2TaxationThe government contributes greatly to economic growth through its own expenditure. To finance this spending, the government will raise money through taxation:Indirect Taxes – taxes places on expenditure, in others words, you pay these taxes depending on what you use. IE: VAT, customs duties placed on imported goods, excise duties (taxes placed on specific goods such as petrol, alcohol and tobacco)Direct Taxes – taxes placed on incomes earned. IE: Income Tax, National Insurance, Corporation Tax.Other Taxes – IE: Stamp duty (placed on the purchase price of a house); Council tax (charged on each house and varies according to the value of the property); Inheritance tax (paid on any inheritance earned when an estate passes on to someone else when an individual dies)
3Government Expenditure (Categories of spending) Social Protection – includes welfare payments paid to those in need. (Some are based on a person’s circumstances – Jobseeker’s Allowance, others are paid regardless of status – Child benefits)Health – NHS, 2nd largest component of gov’t spending, as UK population is ageing, the demands on NHS are likely to rise in the future.Other categories: Transport, Education, Defence, Debt interest, Public order and safety, Environment, Agriculture, Employment and training . . .

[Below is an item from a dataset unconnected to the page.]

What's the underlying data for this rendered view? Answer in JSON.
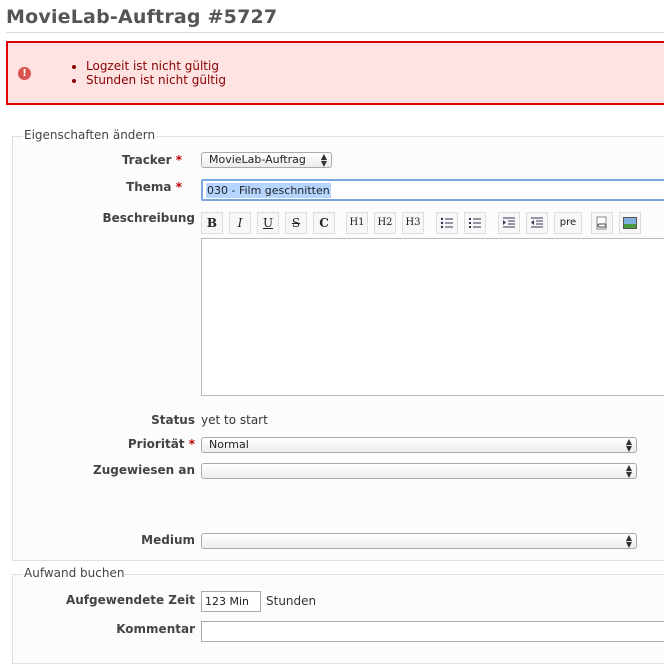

5Fiscal PolicyDecisions made by the government on government expenditure and taxationAs governments spend large amounts in the economy, changes in government expenditure have a major impact on economic performance and their ability to reach their economic objectivesHigh expenditure means taxes are very significant in funding this expenditure. Therefore changes in taxation will have a significant effect on the performance of the economy.

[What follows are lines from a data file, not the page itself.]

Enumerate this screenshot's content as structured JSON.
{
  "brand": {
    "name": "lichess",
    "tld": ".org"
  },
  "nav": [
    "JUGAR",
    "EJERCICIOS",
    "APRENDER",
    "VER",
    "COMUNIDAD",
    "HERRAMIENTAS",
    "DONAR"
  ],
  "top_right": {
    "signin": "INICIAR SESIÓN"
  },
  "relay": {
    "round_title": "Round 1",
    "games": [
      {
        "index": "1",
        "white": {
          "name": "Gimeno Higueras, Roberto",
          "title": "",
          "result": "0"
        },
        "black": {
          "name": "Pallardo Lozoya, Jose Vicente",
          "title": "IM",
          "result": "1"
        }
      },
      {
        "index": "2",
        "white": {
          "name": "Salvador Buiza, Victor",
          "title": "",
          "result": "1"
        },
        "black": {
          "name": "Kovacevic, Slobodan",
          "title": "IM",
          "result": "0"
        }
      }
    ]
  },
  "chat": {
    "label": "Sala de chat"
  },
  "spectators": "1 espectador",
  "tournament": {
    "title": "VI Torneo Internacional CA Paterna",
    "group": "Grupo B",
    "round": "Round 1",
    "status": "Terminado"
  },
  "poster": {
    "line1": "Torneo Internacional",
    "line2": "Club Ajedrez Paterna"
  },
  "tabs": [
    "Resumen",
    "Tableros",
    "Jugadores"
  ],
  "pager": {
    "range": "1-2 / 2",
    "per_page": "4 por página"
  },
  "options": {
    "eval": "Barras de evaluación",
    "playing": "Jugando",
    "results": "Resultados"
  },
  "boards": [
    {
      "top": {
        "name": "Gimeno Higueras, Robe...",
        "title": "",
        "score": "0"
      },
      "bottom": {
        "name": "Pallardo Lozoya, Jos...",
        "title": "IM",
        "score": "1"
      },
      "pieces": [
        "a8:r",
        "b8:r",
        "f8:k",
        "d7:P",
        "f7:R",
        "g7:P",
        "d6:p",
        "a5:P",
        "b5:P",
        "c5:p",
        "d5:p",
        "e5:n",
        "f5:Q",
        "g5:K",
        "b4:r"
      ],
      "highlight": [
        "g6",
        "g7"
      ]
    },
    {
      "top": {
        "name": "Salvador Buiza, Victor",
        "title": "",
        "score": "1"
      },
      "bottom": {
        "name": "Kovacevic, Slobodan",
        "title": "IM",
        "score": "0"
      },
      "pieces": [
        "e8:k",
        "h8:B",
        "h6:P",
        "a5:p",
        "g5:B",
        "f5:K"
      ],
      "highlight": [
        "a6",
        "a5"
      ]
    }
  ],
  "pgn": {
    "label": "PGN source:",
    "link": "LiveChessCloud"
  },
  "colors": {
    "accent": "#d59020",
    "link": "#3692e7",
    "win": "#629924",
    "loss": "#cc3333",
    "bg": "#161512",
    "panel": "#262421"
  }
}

6The Effects of Fiscal Policy Changes in the level of government spending, and changes in the level of taxation, will affect each of the government’s economic objectives:Economic ObjectiveGovernment SpendingTaxationInflationEconomic GrowthFull EmploymentBalance of Payment
7Monetary Policy Decisions which control the supply or cost of money. Involves changes in interest rates which represent the cost of borrowing money.Is set by the Bank of England (UK’s central bank)Interest rates are used to control inflation and economic growth
8How does Monetary Policy . . . Control Inflation?Control Growth?
9Supply-side policiesEconomic growth can be increased with more spending.However, if spending rises quicker than the rate at which output increases, it will lead to inflation. (ie: there is a shortage of items to purchase)Therefore, it is important that an economy can produce more output over time.Policies to raise the rate of growth of output without boosting spending are known as SUPPLY-SIDE POLICIES.Supply-side policies allow economies to grow faster with fewer risks of inflation.
10What are supply-side policies? Education and training – increasing the quality and quantity of education and training should make people more productive, this higher productivity should lead to higher national output.Competition – encouraging competition between businesses should lead to higher output levels and lower prices because of the pressure between businesses to retain customers (ie: aid for small businesses, privatisation, deregulation)Labour market policies – decreasing direct taxes provides workers with incentives to rejoin the workforce, and for firms to recruit more workers, a reduction in trade union power also encourages firms to recruit more workers